In this article I’d like to highlight the main attributes of determining one’s credit score and my thoughts on how I was able to finally break 800. Hopefully this post will give you helpful first person insight.

How Often Are There Errors On A Credit Report? All The Damn Time!

Lion of Lucerne MonumentThe Oregon lawsuit awarding a woman $18.6 million in punitive damages from Equifax is a big reminder why we should check our credit report at least once a year. Julie Miller contacted Equifax eight times between 2009 to 2011 to fix mistakes including her social security number and birthday on file. She didn’t make much progress.

The Federal Trade Commission found in a 2013 study that 21% of the 2,968 credit reports they investigated contained errors. The survey also found that 5% of the errors represented issues that lead consumers to be denied credit. Various other studies have also shown that 25-30% of credit reports have errors. Pretty high if you ask me.

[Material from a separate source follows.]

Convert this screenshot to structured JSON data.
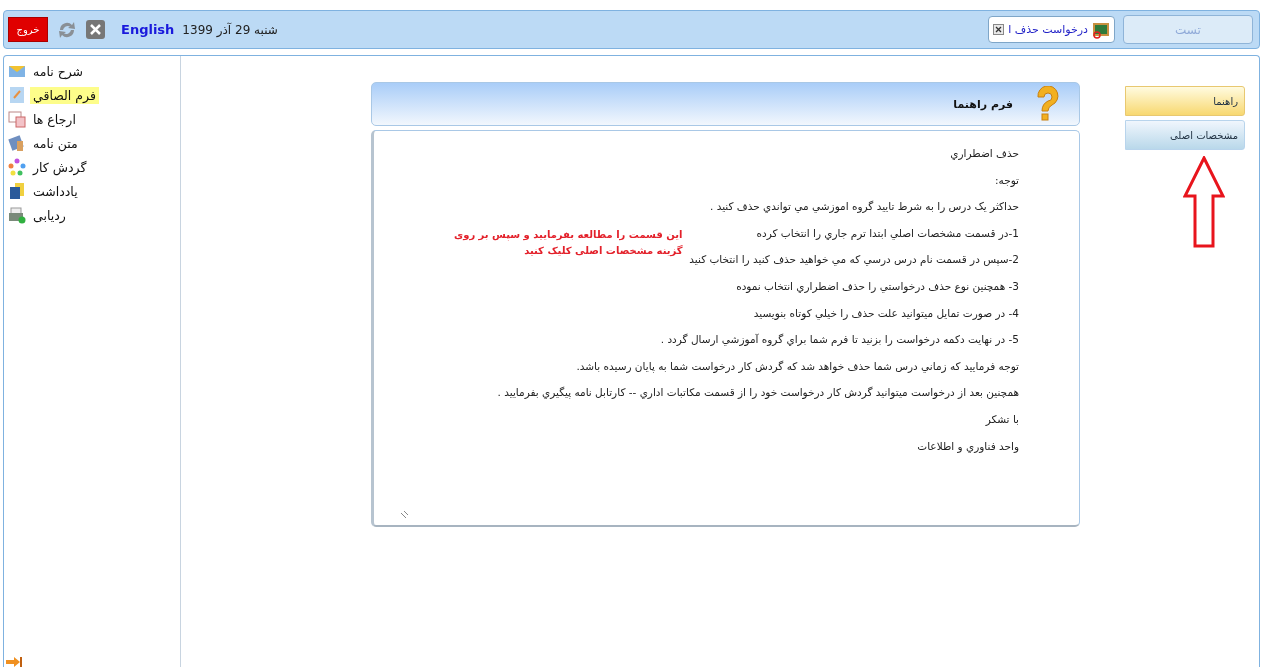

The purpose of checking your credit score before applying for a mortgage or a loan isn’t only to assess the viability of getting such a loan and figuring out the expected interest rate. The main reason why I check my credit score once a year is because of identity theft and errors. If I’m not taking out credit, someone else better not be using credit in my name!

MY PAINFUL EXPERIENCE WITH CREDIT SCORES

Will Marrying Someone With Bad Credit Hurt My Credit Score?

Bitten Chocolate

Love is love. Ever since I was a wily teenager, I’ve had the romantic notion of being with a woman I care about no matter what her financial circumstance. My father used to subtly encourage me to meet some of his friend’s daughters who so happen to come from wealthier backgrounds. They were never my type unfortunately. Only until I reached college did I realize he was trying to play match maker to ensure my financial well-being.

I remember bringing one girl home to “hang out” at the age of 13. When my parents found out she was raised by a single father, I could sense my parent’s lack of enthusiasm. Or maybe they just didn’t like what we were up while they were still at work! My parents didn’t say anything mean, they just weren’t supportive of my latest fling. They encouraged me to stop messing around and start studying instead.

I also recall talking to my parents at the age of 14 about dating a real life princess. Her name was Tengku Zarina and I was smitten. Zarina was of Malaysian royalty and my parents were fascinated by the potential. Unfortunately, my pursuance failed since she was two years my senior. Girls hate younger boys, which is why single men love growing old. If you’ve wondered why men tend to only date younger women, now you know it’s all the woman’s fault!

CREDIT SCORES, FINANCIAL STATUS AND MARRIAGE

How Much Will A Foreclosure Hurt My Credit Score?

Foreclosure Overlooking Hong Kong HarborThe housing market correction was brutal. If you are one of the millions of people considering foreclosure or a short sale, you need to read this post first and understand all the consequences before proceeding. If you are already in foreclosure or going through a short sale, then you should check your latest credit score and figure out how to climb out of purgatory.

A foreclosure and a short sale have similar negative hits on your credit score. A foreclosure is generally worse because you are not working with your bank whom you owe money to settle your debts. A short sale, on the other hand is debt forgiveness. Your bank agrees to forgive the difference between the sale and what you owe. Just be aware you will probably have to pay taxes on your deficiency. There is no free lunch.

Once your credit score gets trashed, it takes anywhere from three to seven years to fully recover. Sometime your score may never fully recover at all. With all the questions I’ve received on the subject, and my own temptation of letting one of my vacation properties go during the economic crisis, this post should help you weigh the pros and cons of foreclosure or a short-sale. The information is gathered from our friends at FICO, two real estate lawyers I spoke to, my own experience, and thoughts from several mortgage officers.

How Much Will Your Credit Score Get Hit In A Foreclosure?